At the U.S. Supreme Court Monday, skeptical justices questioned the Trump administration's lawyer over a plan to exclude undocumented immigrants from the census - the first time unauthorized immigrants would not be counted for purposes of drawing new congressional districts.
The court, which has a 6-3 conservative majority including three justices appointed by Trump, was hearing a scheduled 80-minute argument by teleconference.
In July, with the census underway, Trump issued a directive to exclude the country's estimated 10 million undocumented immigrants from the count determining the number of House seats. If we wait, asked Chief Justice John Roberts, wouldn't that be like "unscrambling the egg"? It will be hard for those elected president Joe Biden To reconsider it if Trump's plan is confirmed.
Several Democrat-led states, including NY, which has a large number of immigrants, have challenged the change and have been victorious in lower courts. They argued that the Republican president's move would count millions of people and that California, Texas and New Jersey would lose seats in the U.S. House of Representatives.
Lawyers for the challengers urged the court not to toss out the lawsuit now, asking the justices to wait for a few weeks until more information is available on what data the Census Bureau intends to submit to the president.
Forcing the states and civil rights groups to litigate the census post-apportionment could run into redistricting deadlines.
No president has tried to do what Trump outlined in a memo in July - remove millions of noncitizens from the once-a-decade head count of the US population that determines how many seats each state gets in the House of Representatives, as well as the allocation of some federal funding.
While questioning Acting Solicitor General Jeffrey Wall, Justice Samuel Alito said excluding all the illegal immigrants present in the United States "seems to me a monumental task".
Since the country's founding, all residents, regardless of immigration status, have been counted. The Constitution requires that the apportionment of House seats be based upon the "whole number of persons in each state".

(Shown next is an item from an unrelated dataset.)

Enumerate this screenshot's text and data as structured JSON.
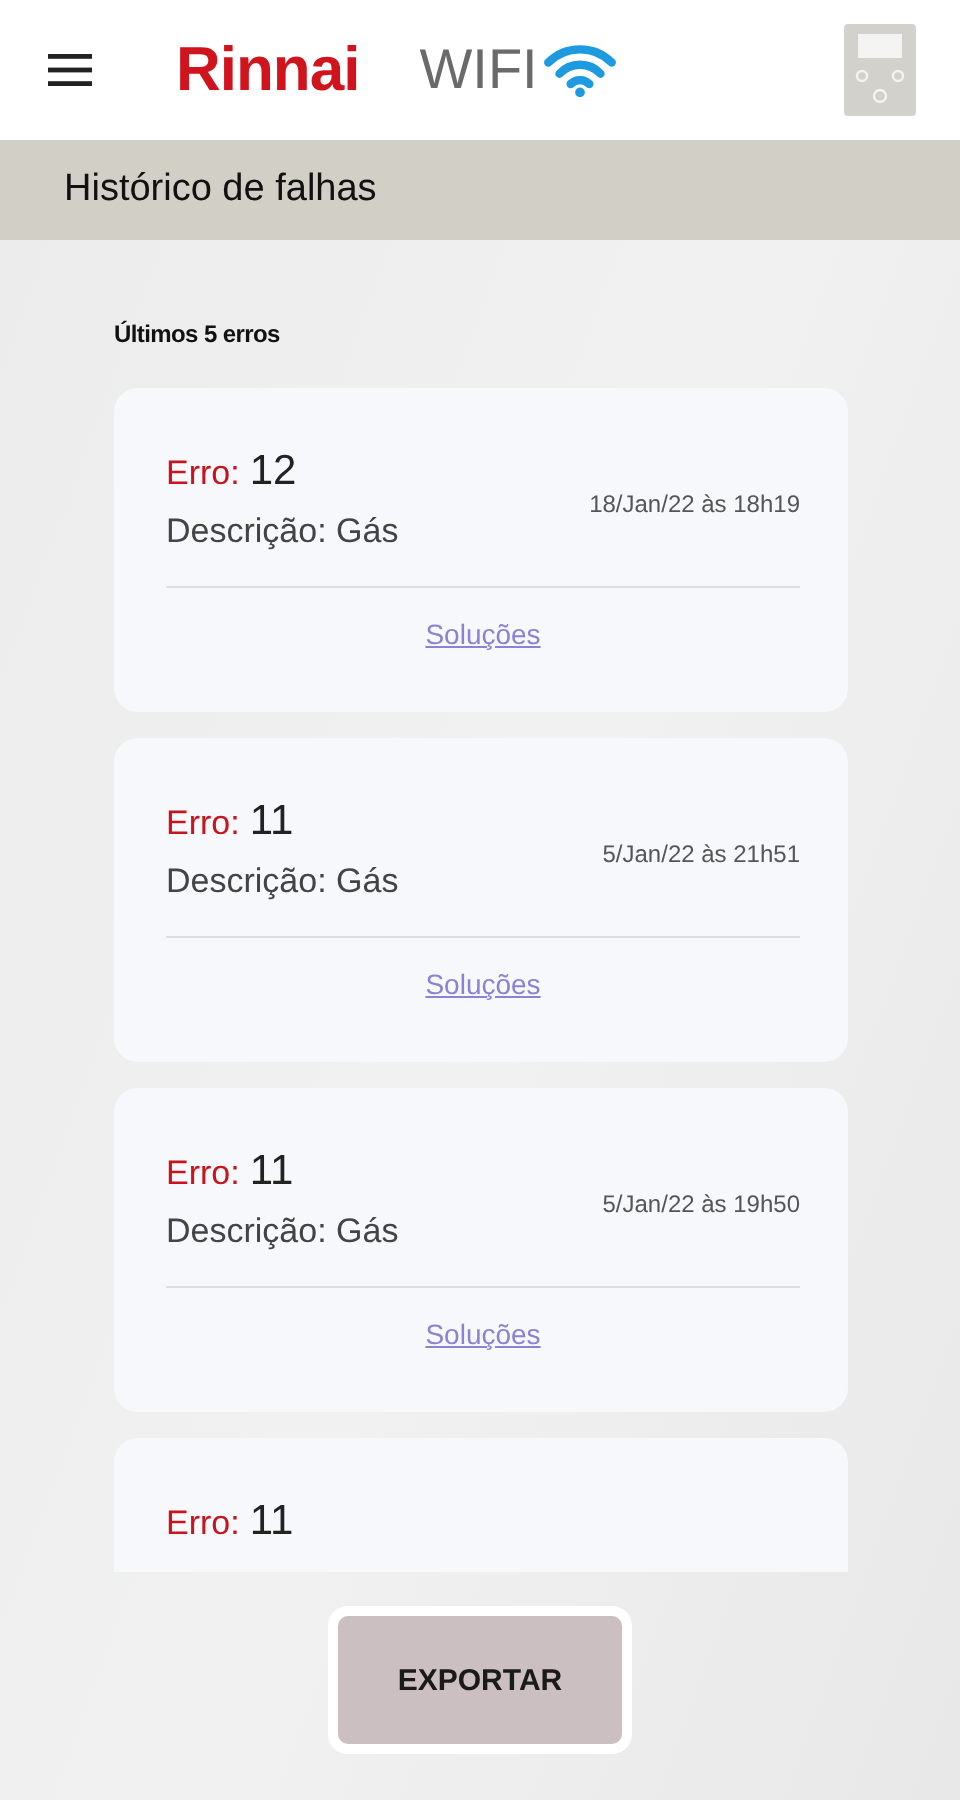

Even if the administration can exclude some groups of immigrants, such as those held in detention, it may not be enough to alter apportionment, Wall conceded.
The challengers said Trump's plan, undertaken as part of the government's responsibility to administer the 2020 census, also violates a federal law called the Census Act that outlines how a census must be conducted. Trump's attorneys said in court documents that he acted within his authority and did not have the legal standing challenges needed to bring the case to light.
The justices wrestled with whether it is premature for the court to rule now when it is not clear whether the administration will be able to implement its plan.
"I would think you would be able to tell us whether that remains a realistic possibility at this point", he said. Barrett also challenged Wall on the government's position that an immigrant in the country illegally can not be considered an inhabitant for the purposes of apportionment.
A three-panel judge of the Ninth Circuit Court rejected an appeal from the Trump administration concerning a lower court's ruling against its efforts. Federal courts in California and Maryland have reached the same conclusion in other cases though one court in Washington ruled for Trump.
The census itself does not gather data on a person's citizenship or immigration status. The Trump administration will base its numbers on data collected elsewhere, although it does not explain the methods used.
By law, the president is to send a report to Congress in early January with the population of each state and the number of their districts.